Florida’s economy keeps on notching victories. The latest triumph: The state’s GDP surpassed $1 trillion — a new milestone.
To digest that figure another way, consider this: Florida’s economy is now the No. 17 largest in the world, ahead of Saudi Arabia, the Netherlands, Switzerland and Argentina, according to a statement from the Florida Chamber Foundation. It’s reminiscent of a American Enterprise Institute report from 2016, when Florida’s GDP of $883 billion was about the same as Indonesia, which was at $859 billion. The gap? Florida’s workforce, 9.3 million people, was a fraction of Indonesia’s 115 million employees.
Florida Chamber Foundation Chief Economist Jerry Parrish, in the new chamber foundation report, says Florida adds $2.74 billion each day to the state’s GDP. “Becoming a $1 trillion economy means Florida is continuing to grow and create jobs, keeping unemployment lower than the national average, and creating economic opportunity,” says Parrish in the release.
The $1 trillion mark comes on the heels of a 2017 study from the Federal Reserve Bank of Atlanta, which stated Florida held a 5% share of the U.S. GDP. That trumped Georgia, which posted a 2.8% share.
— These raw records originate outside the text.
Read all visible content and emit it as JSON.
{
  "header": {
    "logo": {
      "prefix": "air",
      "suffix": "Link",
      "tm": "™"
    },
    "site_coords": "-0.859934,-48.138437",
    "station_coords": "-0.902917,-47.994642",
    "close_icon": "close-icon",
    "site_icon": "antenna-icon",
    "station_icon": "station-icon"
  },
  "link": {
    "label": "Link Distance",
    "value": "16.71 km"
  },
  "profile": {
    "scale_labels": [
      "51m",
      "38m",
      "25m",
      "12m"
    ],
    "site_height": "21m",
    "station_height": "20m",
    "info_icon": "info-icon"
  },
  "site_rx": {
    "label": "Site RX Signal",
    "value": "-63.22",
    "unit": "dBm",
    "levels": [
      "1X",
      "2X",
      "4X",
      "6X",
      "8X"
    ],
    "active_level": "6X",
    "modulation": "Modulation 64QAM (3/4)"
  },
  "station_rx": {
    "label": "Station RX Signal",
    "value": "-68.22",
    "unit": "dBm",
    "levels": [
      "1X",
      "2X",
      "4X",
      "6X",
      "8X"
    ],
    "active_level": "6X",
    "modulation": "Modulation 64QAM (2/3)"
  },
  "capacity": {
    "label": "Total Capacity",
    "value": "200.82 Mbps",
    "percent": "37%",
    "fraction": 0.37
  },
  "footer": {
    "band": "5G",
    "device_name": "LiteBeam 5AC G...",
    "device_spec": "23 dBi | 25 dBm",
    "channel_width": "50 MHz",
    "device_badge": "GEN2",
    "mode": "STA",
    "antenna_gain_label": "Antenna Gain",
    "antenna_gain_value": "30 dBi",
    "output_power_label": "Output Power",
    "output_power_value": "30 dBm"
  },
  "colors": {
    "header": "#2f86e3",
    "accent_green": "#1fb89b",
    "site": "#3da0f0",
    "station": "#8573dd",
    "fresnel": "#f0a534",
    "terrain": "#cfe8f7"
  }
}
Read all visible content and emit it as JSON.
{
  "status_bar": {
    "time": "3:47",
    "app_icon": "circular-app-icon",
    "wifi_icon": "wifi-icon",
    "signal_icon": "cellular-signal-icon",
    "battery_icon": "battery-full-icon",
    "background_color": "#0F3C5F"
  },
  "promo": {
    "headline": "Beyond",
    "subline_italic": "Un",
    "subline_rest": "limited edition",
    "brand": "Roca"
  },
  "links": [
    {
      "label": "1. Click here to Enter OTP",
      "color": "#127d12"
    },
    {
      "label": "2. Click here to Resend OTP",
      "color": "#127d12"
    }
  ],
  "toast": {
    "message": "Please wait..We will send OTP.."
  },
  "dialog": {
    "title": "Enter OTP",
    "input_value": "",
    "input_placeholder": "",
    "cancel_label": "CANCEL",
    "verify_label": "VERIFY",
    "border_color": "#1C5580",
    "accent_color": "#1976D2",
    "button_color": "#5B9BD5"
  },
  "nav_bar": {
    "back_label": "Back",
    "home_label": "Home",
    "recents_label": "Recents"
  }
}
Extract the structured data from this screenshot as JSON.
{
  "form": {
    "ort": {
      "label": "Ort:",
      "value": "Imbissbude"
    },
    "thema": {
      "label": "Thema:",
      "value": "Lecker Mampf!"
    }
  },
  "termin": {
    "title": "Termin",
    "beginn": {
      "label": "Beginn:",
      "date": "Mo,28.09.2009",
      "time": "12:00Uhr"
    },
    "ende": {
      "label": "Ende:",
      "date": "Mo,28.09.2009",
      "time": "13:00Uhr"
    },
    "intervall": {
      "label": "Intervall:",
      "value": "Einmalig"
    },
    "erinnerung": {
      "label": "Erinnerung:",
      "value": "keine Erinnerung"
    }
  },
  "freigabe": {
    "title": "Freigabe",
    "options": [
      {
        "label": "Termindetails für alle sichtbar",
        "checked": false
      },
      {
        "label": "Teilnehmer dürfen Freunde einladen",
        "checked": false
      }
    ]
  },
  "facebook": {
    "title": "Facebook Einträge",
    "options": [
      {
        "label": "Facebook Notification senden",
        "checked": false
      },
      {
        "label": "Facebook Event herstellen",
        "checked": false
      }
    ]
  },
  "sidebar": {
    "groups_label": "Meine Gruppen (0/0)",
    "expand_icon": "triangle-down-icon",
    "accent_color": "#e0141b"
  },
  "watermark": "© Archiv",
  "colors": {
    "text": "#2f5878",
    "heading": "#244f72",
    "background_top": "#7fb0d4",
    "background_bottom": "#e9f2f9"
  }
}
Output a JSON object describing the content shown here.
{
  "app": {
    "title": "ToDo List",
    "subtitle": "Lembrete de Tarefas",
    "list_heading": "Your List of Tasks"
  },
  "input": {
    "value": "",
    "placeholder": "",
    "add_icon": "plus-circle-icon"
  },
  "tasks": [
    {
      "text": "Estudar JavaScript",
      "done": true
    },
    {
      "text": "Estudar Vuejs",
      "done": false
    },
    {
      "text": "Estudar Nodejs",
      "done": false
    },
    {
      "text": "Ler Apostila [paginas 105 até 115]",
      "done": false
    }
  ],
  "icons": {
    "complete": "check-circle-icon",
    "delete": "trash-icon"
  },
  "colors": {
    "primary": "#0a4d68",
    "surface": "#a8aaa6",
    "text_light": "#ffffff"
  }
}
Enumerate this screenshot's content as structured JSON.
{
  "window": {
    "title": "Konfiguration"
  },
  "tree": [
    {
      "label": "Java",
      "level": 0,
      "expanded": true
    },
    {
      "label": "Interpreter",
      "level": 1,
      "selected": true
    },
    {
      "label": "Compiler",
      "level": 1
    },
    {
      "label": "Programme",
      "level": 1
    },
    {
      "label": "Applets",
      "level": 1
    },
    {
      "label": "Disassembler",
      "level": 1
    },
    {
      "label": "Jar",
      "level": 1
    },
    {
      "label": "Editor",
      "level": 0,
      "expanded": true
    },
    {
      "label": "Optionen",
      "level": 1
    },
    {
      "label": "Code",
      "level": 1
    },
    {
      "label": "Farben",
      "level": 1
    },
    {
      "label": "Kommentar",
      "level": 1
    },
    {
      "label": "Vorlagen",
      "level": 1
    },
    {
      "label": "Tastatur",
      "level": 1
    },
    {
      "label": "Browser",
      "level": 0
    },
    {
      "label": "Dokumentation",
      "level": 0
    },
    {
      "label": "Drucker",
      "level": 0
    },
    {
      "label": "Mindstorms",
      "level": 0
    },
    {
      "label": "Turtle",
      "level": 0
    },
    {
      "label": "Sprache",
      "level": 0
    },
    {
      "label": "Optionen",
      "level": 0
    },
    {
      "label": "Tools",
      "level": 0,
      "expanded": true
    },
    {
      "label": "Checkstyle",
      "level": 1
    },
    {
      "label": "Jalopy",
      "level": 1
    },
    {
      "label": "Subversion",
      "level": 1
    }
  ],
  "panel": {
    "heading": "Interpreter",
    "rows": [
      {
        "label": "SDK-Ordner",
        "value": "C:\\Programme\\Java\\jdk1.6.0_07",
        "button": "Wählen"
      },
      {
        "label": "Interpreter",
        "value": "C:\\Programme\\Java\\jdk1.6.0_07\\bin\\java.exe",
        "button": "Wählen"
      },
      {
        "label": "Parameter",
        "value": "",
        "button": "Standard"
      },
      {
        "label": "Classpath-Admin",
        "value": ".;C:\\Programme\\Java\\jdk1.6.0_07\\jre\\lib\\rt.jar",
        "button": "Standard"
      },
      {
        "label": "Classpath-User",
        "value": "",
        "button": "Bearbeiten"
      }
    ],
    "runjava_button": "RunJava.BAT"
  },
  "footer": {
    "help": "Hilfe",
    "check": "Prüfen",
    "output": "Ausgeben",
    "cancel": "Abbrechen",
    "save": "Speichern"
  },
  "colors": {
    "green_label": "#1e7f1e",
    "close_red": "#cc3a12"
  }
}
Other Southern states, including Tennessee, Louisiana, Alabama and Mississippi, didn’t even combine to reach Florida’s 5% share, the report showed.
Of course, GDP, while key, is only one economic indicator of a state’s overall economic health.
There remain some clouds in the Sunshine State’s economic landscape, according to the chamber foundation’s Florida 2030 research initiative. For one, 43% of third graders aren’t reading at or above grade level, the report states. And the state’s 14.8% poverty rate includes 21.3% of children under 18. “While Florida is better than most states in these areas,” states the report, “the Florida Chamber will continue to lead reforms that create economic opportunity.”